If a line of the data contains the word "title", it is counted; report how many such lines there are and nothing else.

> [Interface dataset entries]:
-----

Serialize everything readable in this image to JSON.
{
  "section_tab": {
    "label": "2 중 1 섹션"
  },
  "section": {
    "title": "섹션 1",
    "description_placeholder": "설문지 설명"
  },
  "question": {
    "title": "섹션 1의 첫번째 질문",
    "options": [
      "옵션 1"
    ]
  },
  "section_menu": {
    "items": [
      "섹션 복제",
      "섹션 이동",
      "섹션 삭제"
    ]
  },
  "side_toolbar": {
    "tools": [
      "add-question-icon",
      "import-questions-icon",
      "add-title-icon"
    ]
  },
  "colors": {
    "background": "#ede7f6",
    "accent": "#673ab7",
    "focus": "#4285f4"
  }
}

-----

> [ANSWER SECTION]: 3